The tension took its toll on him as he struggled through the draw. I thought that the arrow rattling on the rest would surely alert the bull as they have very acute hearing. The distance was now only 28 yards. (Keep your mouth shut) went through my mind when I spotted a Crowned Plover not 10 yards from the sleeping Rhino. These birds have the habit of making a huge noise when they are alarmed. With sweaty palms holding my rifle at the ready I watched him settle into his anchor point. I clearly remember the Plovers voicing their disapproval as the arrow hit the Rhino with a dull (thud).
He came to his feet in a fraction of a second and charged the way he was facing. The only evidence of the arrow was a white feather sticking out 3 inches from the very thick skin that covered his shoulder. We were frozen to the spot as we really did not want any of his attention.
I heard him crashing trough some scrub before the bush became silent. Even the ever present flies disappeared. I sat down and lit two cigarettes, passing one to my tracker. Mr X was craning his neck to see where his Rhino went.
(Sit and be quiet) I said to him. (Now we wait for 30 minutes). The adrenalin was racing through our vanes and all of us were breathing heavily to get some oxygen in our systems. Half an hour later my tracker took the blood-spoor with me right next to him scanning ahead. Mr X was a few feet behind me. Less than a hundred yards further, I spotted a huge grey body to our slight left. Slowly we crept closer until we were within bow-range again.
Mr X could not draw the bow again to put a second arrow into the Rhino just to make sure he was dead. My tracker threw a rock at the Rhino. Nothing! He was dead.
I suddenly felt weird. I always get this feeling when we hunt one of Africa's great monarchs. It is a sad-like feeling that I can not explain.
After the customary handshakes and photos were done, we started the real work. Near the place were we hunted was a rehabilitation programme that looked after and treated Hyena. They were looking forward to receiving two tons of meat that would go a long way to feed them. The programme relied heavily on us to supply them with meat for the animals they cared for. This Rhino would surely help their plight.
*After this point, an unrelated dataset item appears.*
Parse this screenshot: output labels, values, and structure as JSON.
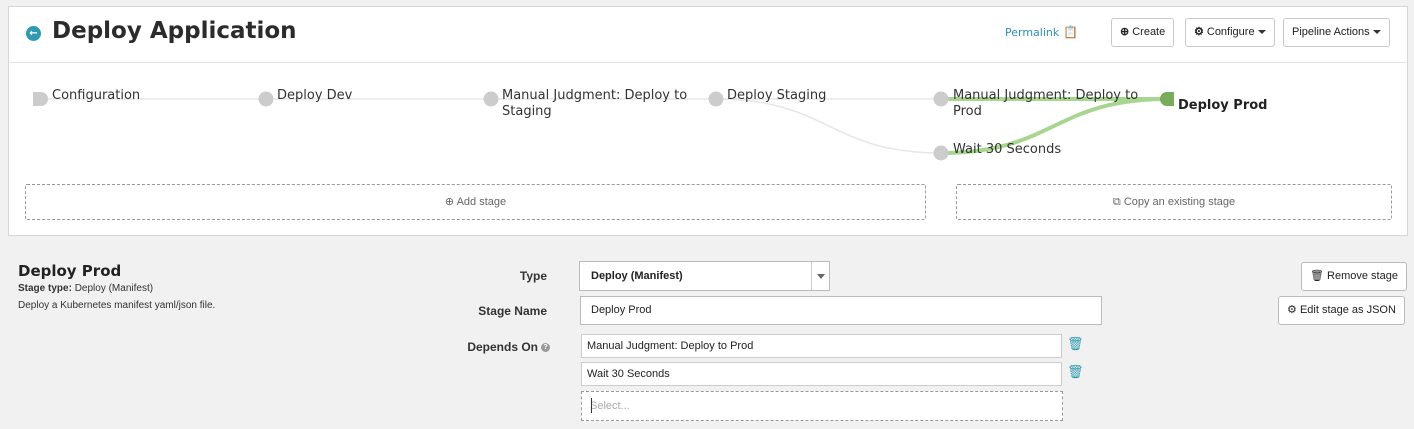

It is such a pity that greed and ignorance was responsible for the law against bow hunting these animals as I am sure that it can be done in a safe and responsible way that will further the cause of the specie. Not only are we equipped with ever better equipment. We are realising the importance of doing it in an ethical way to help us educate those that do not understand our passion.
Hopefully we will all work together as bow-hunters, to safeguard our sport/profession or hobby, so that those that come after us can enjoy it as much as we do and not only read about it in the past tense.
This was Nr.7 that I guided with a bow. I do not know if I shall ever be privileged to hunt a Rhino again in this manner. All the other heavies can be hunted in other countries. The only place where Rhino can be hunted is on our own doorstep and we better make sure that we do it right.
Askari Adventures / Fritz Rabe Bow Hunting